Welcome to The PUNCHbowl, a weekly installment where we share our favorite longreads on all things drinks and nightlife. This week we looked more closely at France’s craft beer scene, got to know Gramercy Tavern’s Juliette Pope and explored the fraught history of lesbian bars.
Gramercy Tavern’s beverage director Juliette Pope is, arguably, part of the powerhouse that keeps the ever-popular restaurant up to snuff. Starting out as a line cook, Pope worked her way through the ranks, playing the roles of cellar hand, waiter, manager and assistant beverage director until reaching her current position in 2003—always bringing a mix of impeccable wine knowledge and personable presentation to the storied restaurant. Edible Manhattan profiles the woman behind the wine. [Edible Manhattan]
Amidst recent progress in the fight for gay rights, lesbian bars are actually closing faster than new ones can open—a travesty for many reasons, not least of all the fraught path it took for many of them to exist at all. Broadly talks to a group of women who put themselves at risk of police raids and arrest while frequenting lesbian bars in the early- and mid-20th century and shines a light on the history of now-disappearing lesbian bars across the U.S. [Broadly]
With craft beer’s current boom, it’s no surprise many have opted to cash out and sell to bigger companies. For many small producers, selling equity is simply a means to the finances needed to expand, while others prefer to go the IPO route, feeling it allows them to keep more of their image intact.
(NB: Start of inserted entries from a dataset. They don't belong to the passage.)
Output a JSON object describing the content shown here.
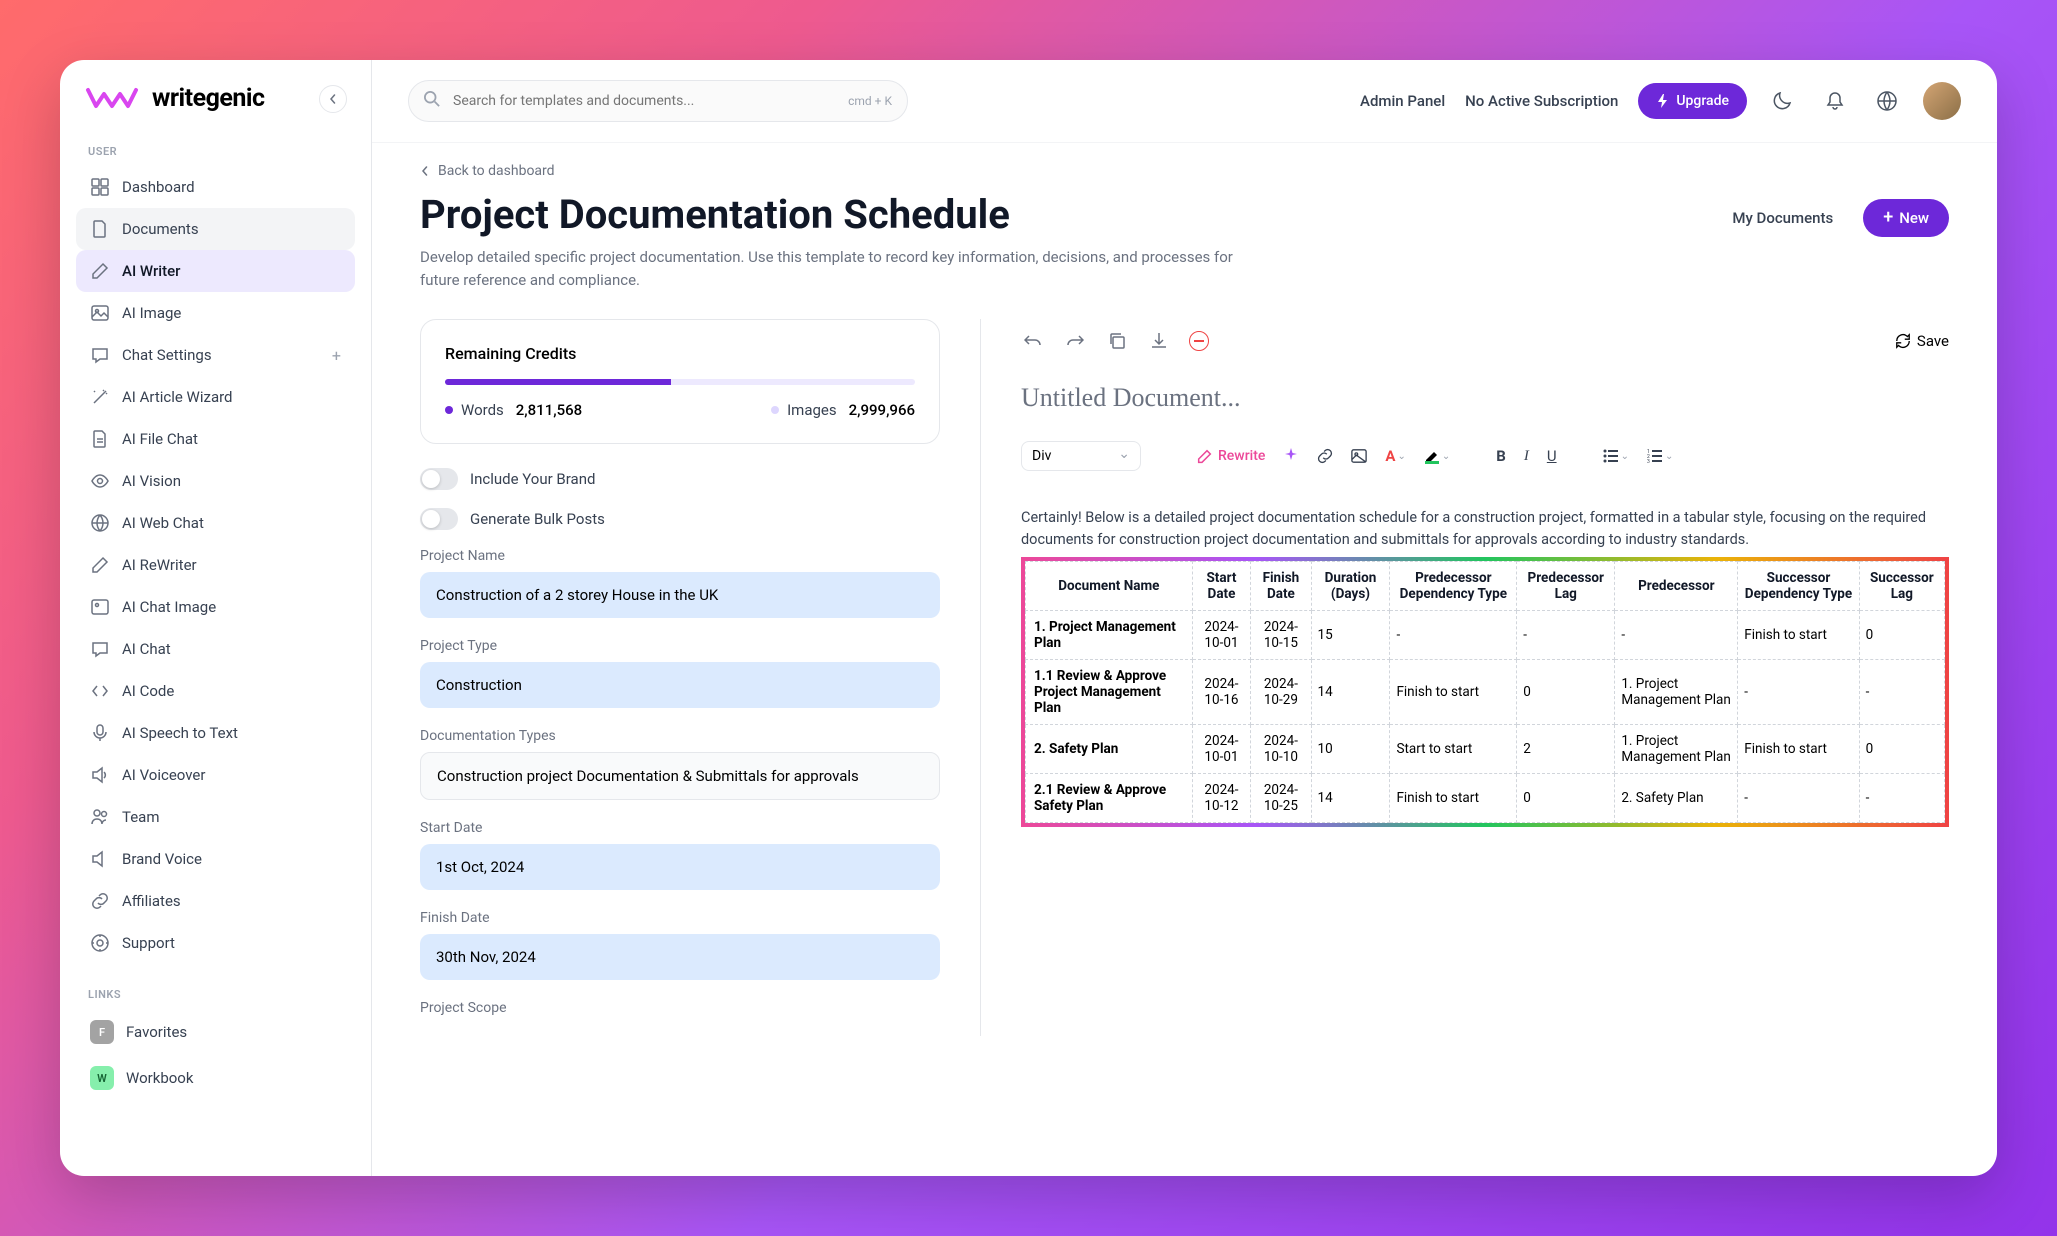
{
  "brand": {
    "name": "writegenic"
  },
  "sidebar": {
    "user_label": "USER",
    "links_label": "LINKS",
    "items": [
      {
        "label": "Dashboard"
      },
      {
        "label": "Documents"
      },
      {
        "label": "AI Writer"
      },
      {
        "label": "AI Image"
      },
      {
        "label": "Chat Settings"
      },
      {
        "label": "AI Article Wizard"
      },
      {
        "label": "AI File Chat"
      },
      {
        "label": "AI Vision"
      },
      {
        "label": "AI Web Chat"
      },
      {
        "label": "AI ReWriter"
      },
      {
        "label": "AI Chat Image"
      },
      {
        "label": "AI Chat"
      },
      {
        "label": "AI Code"
      },
      {
        "label": "AI Speech to Text"
      },
      {
        "label": "AI Voiceover"
      },
      {
        "label": "Team"
      },
      {
        "label": "Brand Voice"
      },
      {
        "label": "Affiliates"
      },
      {
        "label": "Support"
      }
    ],
    "links": [
      {
        "label": "Favorites",
        "badge": "F"
      },
      {
        "label": "Workbook",
        "badge": "W"
      }
    ]
  },
  "topbar": {
    "search_placeholder": "Search for templates and documents...",
    "search_kbd": "cmd  +  K",
    "admin_link": "Admin Panel",
    "subscription": "No Active Subscription",
    "upgrade": "Upgrade"
  },
  "page": {
    "back": "Back to dashboard",
    "title": "Project Documentation Schedule",
    "desc": "Develop detailed specific project documentation. Use this template to record key information, decisions, and processes for future reference and compliance.",
    "my_docs": "My Documents",
    "new": "New"
  },
  "credits": {
    "title": "Remaining Credits",
    "words_label": "Words",
    "words_value": "2,811,568",
    "images_label": "Images",
    "images_value": "2,999,966"
  },
  "form": {
    "brand_toggle": "Include Your Brand",
    "bulk_toggle": "Generate Bulk Posts",
    "project_name_label": "Project Name",
    "project_name_value": "Construction of a 2 storey House in the UK",
    "project_type_label": "Project Type",
    "project_type_value": "Construction",
    "doc_types_label": "Documentation Types",
    "doc_types_value": "Construction project Documentation & Submittals for approvals",
    "start_label": "Start Date",
    "start_value": "1st Oct, 2024",
    "finish_label": "Finish Date",
    "finish_value": "30th Nov, 2024",
    "scope_label": "Project Scope"
  },
  "editor": {
    "save": "Save",
    "title": "Untitled Document...",
    "format_select": "Div",
    "rewrite": "Rewrite",
    "intro": "Certainly! Below is a detailed project documentation schedule for a construction project, formatted in a tabular style, focusing on the required documents for construction project documentation and submittals for approvals according to industry standards."
  },
  "table": {
    "headers": [
      "Document Name",
      "Start Date",
      "Finish Date",
      "Duration (Days)",
      "Predecessor Dependency Type",
      "Predecessor Lag",
      "Predecessor",
      "Successor Dependency Type",
      "Successor Lag"
    ],
    "rows": [
      {
        "name": "1. Project Management Plan",
        "start": "2024-10-01",
        "finish": "2024-10-15",
        "dur": "15",
        "pdt": "-",
        "plag": "-",
        "pred": "-",
        "sdt": "Finish to start",
        "slag": "0"
      },
      {
        "name": "1.1 Review & Approve Project Management Plan",
        "start": "2024-10-16",
        "finish": "2024-10-29",
        "dur": "14",
        "pdt": "Finish to start",
        "plag": "0",
        "pred": "1. Project Management Plan",
        "sdt": "-",
        "slag": "-"
      },
      {
        "name": "2. Safety Plan",
        "start": "2024-10-01",
        "finish": "2024-10-10",
        "dur": "10",
        "pdt": "Start to start",
        "plag": "2",
        "pred": "1. Project Management Plan",
        "sdt": "Finish to start",
        "slag": "0"
      },
      {
        "name": "2.1 Review & Approve Safety Plan",
        "start": "2024-10-12",
        "finish": "2024-10-25",
        "dur": "14",
        "pdt": "Finish to start",
        "plag": "0",
        "pred": "2. Safety Plan",
        "sdt": "-",
        "slag": "-"
      }
    ]
  }
}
Reuters spells out the financial landscape for small craft brewers. [Reuters]
While the French craft beer craze has not yet reached Brooklyn-esque levels (due to obstacles such as taxes and the French’s general unfamiliarity with the stuff), it’s undeniably having a revolution in France. Food Republic charts the growth of French craft breweries over the last decade and tracks down the brews available in the U.S. [Food Republic]
UNESCO has granted Burgundy status as a World Heritage site, a big win in the books of many of the region’s wine producers. Some, like Aubert de Villaine, have been working for years on research and lobbying to support the region’s “climats” as candidates for the European Union’s coveted designation. The Times follows the journey one man took to ensure one of wine’s most famous regions gained just a little bit more recognition. [New York Times]
[Photo: Flickr/Roman Boed]